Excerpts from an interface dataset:
::::

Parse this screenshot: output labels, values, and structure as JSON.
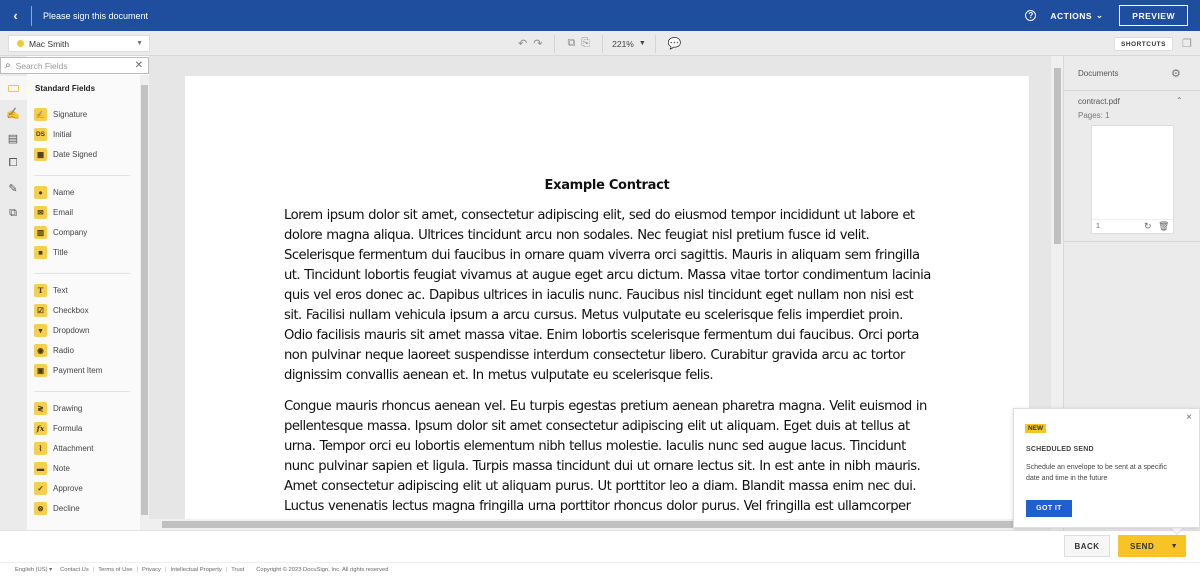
{
  "header": {
    "title": "Please sign this document",
    "back_icon": "chevron-left-icon",
    "help_icon": "help-circle-icon",
    "actions_label": "ACTIONS",
    "preview_label": "PREVIEW"
  },
  "toolbar": {
    "recipient": "Mac Smith",
    "recipient_color": "#f0c93a",
    "undo_icon": "undo-icon",
    "redo_icon": "redo-icon",
    "copy_icon": "copy-icon",
    "paste_icon": "paste-icon",
    "zoom_level": "221%",
    "comment_icon": "add-comment-icon",
    "shortcuts_label": "SHORTCUTS"
  },
  "search": {
    "placeholder": "Search Fields"
  },
  "fields_panel": {
    "heading": "Standard Fields",
    "groups": [
      [
        {
          "label": "Signature",
          "icon": "signature-icon"
        },
        {
          "label": "Initial",
          "icon": "initial-icon"
        },
        {
          "label": "Date Signed",
          "icon": "calendar-icon"
        }
      ],
      [
        {
          "label": "Name",
          "icon": "person-icon"
        },
        {
          "label": "Email",
          "icon": "email-icon"
        },
        {
          "label": "Company",
          "icon": "building-icon"
        },
        {
          "label": "Title",
          "icon": "briefcase-icon"
        }
      ],
      [
        {
          "label": "Text",
          "icon": "text-icon"
        },
        {
          "label": "Checkbox",
          "icon": "checkbox-icon"
        },
        {
          "label": "Dropdown",
          "icon": "dropdown-icon"
        },
        {
          "label": "Radio",
          "icon": "radio-icon"
        },
        {
          "label": "Payment Item",
          "icon": "payment-icon"
        }
      ],
      [
        {
          "label": "Drawing",
          "icon": "drawing-icon"
        },
        {
          "label": "Formula",
          "icon": "formula-icon"
        },
        {
          "label": "Attachment",
          "icon": "paperclip-icon"
        },
        {
          "label": "Note",
          "icon": "note-icon"
        },
        {
          "label": "Approve",
          "icon": "approve-icon"
        },
        {
          "label": "Decline",
          "icon": "decline-icon"
        }
      ]
    ]
  },
  "document": {
    "title": "Example Contract",
    "paragraphs": [
      "Lorem ipsum dolor sit amet, consectetur adipiscing elit, sed do eiusmod tempor incididunt ut labore et dolore magna aliqua. Ultrices tincidunt arcu non sodales. Nec feugiat nisl pretium fusce id velit. Scelerisque fermentum dui faucibus in ornare quam viverra orci sagittis. Mauris in aliquam sem fringilla ut. Tincidunt lobortis feugiat vivamus at augue eget arcu dictum. Massa vitae tortor condimentum lacinia quis vel eros donec ac. Dapibus ultrices in iaculis nunc. Faucibus nisl tincidunt eget nullam non nisi est sit. Facilisi nullam vehicula ipsum a arcu cursus. Metus vulputate eu scelerisque felis imperdiet proin. Odio facilisis mauris sit amet massa vitae. Enim lobortis scelerisque fermentum dui faucibus. Orci porta non pulvinar neque laoreet suspendisse interdum consectetur libero. Curabitur gravida arcu ac tortor dignissim convallis aenean et. In metus vulputate eu scelerisque felis.",
      "Congue mauris rhoncus aenean vel. Eu turpis egestas pretium aenean pharetra magna. Velit euismod in pellentesque massa. Ipsum dolor sit amet consectetur adipiscing elit ut aliquam. Eget duis at tellus at urna. Tempor orci eu lobortis elementum nibh tellus molestie. Iaculis nunc sed augue lacus. Tincidunt nunc pulvinar sapien et ligula. Turpis massa tincidunt dui ut ornare lectus sit. In est ante in nibh mauris. Amet consectetur adipiscing elit ut aliquam purus. Ut porttitor leo a diam. Blandit massa enim nec dui. Luctus venenatis lectus magna fringilla urna porttitor rhoncus dolor purus. Vel fringilla est ullamcorper"
    ]
  },
  "documents_panel": {
    "heading": "Documents",
    "file_name": "contract.pdf",
    "pages_label": "Pages: 1",
    "page_number": "1"
  },
  "popover": {
    "badge": "NEW",
    "title": "SCHEDULED SEND",
    "body": "Schedule an envelope to be sent at a specific date and time in the future",
    "button": "GOT IT",
    "close": "×"
  },
  "actions": {
    "back_label": "BACK",
    "send_label": "SEND"
  },
  "footer": {
    "language": "English (US)",
    "links": [
      "Contact Us",
      "Terms of Use",
      "Privacy",
      "Intellectual Property",
      "Trust"
    ],
    "copyright": "Copyright © 2023 DocuSign, Inc. All rights reserved"
  }
}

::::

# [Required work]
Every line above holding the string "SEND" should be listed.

# [Task solution]
    "title": "SCHEDULED SEND",
    "send_label": "SEND"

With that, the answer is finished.